Task statement: Check the listing below for lines that hold "Workforce". How many are there? Please give only the number.
- - - - -
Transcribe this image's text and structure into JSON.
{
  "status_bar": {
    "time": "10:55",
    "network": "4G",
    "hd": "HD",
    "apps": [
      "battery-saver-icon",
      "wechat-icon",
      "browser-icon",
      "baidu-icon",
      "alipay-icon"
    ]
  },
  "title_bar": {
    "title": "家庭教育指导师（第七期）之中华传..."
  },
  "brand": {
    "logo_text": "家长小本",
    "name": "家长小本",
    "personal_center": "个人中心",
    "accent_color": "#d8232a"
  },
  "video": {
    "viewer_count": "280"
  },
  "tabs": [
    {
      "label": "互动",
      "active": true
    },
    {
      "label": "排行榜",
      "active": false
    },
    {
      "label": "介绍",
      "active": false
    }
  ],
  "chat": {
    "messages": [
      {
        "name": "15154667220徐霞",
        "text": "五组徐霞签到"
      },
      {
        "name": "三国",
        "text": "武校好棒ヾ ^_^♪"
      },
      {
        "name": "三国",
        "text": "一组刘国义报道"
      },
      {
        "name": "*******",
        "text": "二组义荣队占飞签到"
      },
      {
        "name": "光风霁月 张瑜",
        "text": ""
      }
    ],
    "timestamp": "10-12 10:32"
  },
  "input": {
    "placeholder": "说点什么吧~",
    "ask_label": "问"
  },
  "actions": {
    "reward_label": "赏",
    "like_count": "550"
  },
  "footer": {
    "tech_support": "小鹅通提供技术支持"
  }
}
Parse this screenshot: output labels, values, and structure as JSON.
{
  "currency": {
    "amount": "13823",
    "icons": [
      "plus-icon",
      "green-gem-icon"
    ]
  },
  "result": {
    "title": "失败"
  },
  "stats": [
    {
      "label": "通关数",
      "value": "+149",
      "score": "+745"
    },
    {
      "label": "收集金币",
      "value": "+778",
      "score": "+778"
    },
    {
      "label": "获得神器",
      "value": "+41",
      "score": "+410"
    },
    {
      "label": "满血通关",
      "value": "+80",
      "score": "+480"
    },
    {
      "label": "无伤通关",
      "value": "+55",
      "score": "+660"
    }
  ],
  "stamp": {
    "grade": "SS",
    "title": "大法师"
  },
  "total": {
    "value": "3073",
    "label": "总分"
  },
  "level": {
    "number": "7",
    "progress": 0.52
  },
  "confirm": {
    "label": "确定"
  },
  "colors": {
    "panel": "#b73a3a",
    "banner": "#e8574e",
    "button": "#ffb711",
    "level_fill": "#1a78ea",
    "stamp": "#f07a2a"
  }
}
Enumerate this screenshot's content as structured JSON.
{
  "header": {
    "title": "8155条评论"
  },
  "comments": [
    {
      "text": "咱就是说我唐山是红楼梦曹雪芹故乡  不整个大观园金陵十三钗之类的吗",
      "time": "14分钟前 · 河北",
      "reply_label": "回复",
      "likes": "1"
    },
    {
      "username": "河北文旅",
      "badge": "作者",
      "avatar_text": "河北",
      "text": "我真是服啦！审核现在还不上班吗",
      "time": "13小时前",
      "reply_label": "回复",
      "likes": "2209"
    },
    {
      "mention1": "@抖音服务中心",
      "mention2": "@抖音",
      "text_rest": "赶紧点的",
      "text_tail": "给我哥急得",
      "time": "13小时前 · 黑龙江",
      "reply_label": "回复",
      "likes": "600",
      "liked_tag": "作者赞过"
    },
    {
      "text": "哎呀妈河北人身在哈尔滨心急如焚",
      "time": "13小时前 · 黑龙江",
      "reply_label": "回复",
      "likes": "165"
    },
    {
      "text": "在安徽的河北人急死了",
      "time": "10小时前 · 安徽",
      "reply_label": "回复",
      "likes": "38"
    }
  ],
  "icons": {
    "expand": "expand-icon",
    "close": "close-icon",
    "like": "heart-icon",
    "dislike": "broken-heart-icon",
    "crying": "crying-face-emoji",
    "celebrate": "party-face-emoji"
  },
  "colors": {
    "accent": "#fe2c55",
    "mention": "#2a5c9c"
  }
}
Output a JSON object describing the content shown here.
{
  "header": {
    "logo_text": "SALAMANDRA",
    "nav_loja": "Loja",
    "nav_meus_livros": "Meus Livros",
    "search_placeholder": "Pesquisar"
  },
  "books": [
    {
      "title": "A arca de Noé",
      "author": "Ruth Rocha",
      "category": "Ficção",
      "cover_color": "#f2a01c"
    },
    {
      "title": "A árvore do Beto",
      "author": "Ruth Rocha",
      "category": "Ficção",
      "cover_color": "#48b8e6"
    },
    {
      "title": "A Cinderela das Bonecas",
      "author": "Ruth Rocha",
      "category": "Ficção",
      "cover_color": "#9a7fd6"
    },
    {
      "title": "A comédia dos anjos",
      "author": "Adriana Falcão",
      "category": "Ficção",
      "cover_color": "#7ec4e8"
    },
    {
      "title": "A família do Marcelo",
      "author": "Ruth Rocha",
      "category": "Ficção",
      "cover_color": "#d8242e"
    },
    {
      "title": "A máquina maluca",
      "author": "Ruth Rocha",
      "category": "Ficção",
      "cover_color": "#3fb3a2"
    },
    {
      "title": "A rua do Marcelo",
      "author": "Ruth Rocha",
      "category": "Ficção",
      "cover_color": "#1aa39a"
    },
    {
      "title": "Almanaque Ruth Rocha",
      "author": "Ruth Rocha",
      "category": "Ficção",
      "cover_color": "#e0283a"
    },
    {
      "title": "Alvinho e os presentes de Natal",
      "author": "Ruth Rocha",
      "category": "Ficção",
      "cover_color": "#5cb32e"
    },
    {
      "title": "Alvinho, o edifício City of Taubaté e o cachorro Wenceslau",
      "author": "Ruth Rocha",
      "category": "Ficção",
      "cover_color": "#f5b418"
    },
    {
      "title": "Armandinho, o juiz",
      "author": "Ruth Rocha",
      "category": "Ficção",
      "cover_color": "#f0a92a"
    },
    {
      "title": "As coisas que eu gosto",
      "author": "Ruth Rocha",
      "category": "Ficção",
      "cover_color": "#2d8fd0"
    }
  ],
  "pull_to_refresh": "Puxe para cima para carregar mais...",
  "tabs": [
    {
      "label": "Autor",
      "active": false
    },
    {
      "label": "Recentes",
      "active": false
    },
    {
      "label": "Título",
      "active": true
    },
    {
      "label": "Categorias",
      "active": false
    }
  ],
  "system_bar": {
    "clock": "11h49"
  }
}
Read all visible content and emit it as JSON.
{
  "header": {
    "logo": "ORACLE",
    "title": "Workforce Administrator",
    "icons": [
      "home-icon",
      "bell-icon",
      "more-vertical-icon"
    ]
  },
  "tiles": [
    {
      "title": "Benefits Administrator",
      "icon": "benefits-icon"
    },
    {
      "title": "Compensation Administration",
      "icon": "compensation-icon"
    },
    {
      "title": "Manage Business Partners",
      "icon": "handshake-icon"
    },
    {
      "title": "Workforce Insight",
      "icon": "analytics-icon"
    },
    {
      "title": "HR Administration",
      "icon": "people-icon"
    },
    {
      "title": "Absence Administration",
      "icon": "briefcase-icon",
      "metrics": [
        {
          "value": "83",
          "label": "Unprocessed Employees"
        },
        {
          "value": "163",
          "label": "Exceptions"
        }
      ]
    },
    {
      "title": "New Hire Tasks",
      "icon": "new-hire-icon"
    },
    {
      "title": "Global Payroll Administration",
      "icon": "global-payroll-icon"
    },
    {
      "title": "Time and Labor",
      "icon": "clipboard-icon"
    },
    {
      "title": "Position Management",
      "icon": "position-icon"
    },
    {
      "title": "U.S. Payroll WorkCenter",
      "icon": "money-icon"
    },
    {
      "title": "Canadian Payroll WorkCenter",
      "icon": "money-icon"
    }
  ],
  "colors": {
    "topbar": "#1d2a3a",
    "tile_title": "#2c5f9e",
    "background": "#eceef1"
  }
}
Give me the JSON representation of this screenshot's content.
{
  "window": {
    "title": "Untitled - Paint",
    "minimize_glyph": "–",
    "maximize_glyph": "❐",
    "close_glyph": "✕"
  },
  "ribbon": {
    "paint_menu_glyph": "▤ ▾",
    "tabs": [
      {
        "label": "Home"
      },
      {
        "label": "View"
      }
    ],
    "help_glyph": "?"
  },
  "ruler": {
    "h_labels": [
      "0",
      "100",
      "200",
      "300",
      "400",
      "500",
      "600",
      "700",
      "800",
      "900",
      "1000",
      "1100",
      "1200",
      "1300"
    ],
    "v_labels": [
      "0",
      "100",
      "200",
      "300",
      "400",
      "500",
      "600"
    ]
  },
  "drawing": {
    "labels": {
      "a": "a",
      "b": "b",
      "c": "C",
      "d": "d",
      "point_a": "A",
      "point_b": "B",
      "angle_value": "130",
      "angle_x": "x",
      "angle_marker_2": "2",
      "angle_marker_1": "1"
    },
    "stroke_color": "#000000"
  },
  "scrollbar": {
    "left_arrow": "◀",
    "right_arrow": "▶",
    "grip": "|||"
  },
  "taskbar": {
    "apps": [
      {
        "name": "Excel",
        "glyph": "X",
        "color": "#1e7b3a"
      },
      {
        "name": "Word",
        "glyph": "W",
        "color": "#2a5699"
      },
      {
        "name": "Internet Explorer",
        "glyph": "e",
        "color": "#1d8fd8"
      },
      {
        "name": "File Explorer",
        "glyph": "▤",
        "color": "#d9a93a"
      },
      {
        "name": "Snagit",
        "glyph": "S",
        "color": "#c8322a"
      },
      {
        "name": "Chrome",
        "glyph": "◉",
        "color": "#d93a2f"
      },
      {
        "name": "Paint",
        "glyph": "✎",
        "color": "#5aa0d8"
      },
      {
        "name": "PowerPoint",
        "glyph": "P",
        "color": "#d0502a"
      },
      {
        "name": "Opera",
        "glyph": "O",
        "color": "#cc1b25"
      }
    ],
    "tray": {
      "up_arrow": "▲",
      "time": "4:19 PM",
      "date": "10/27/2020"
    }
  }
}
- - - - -
Answer box: 2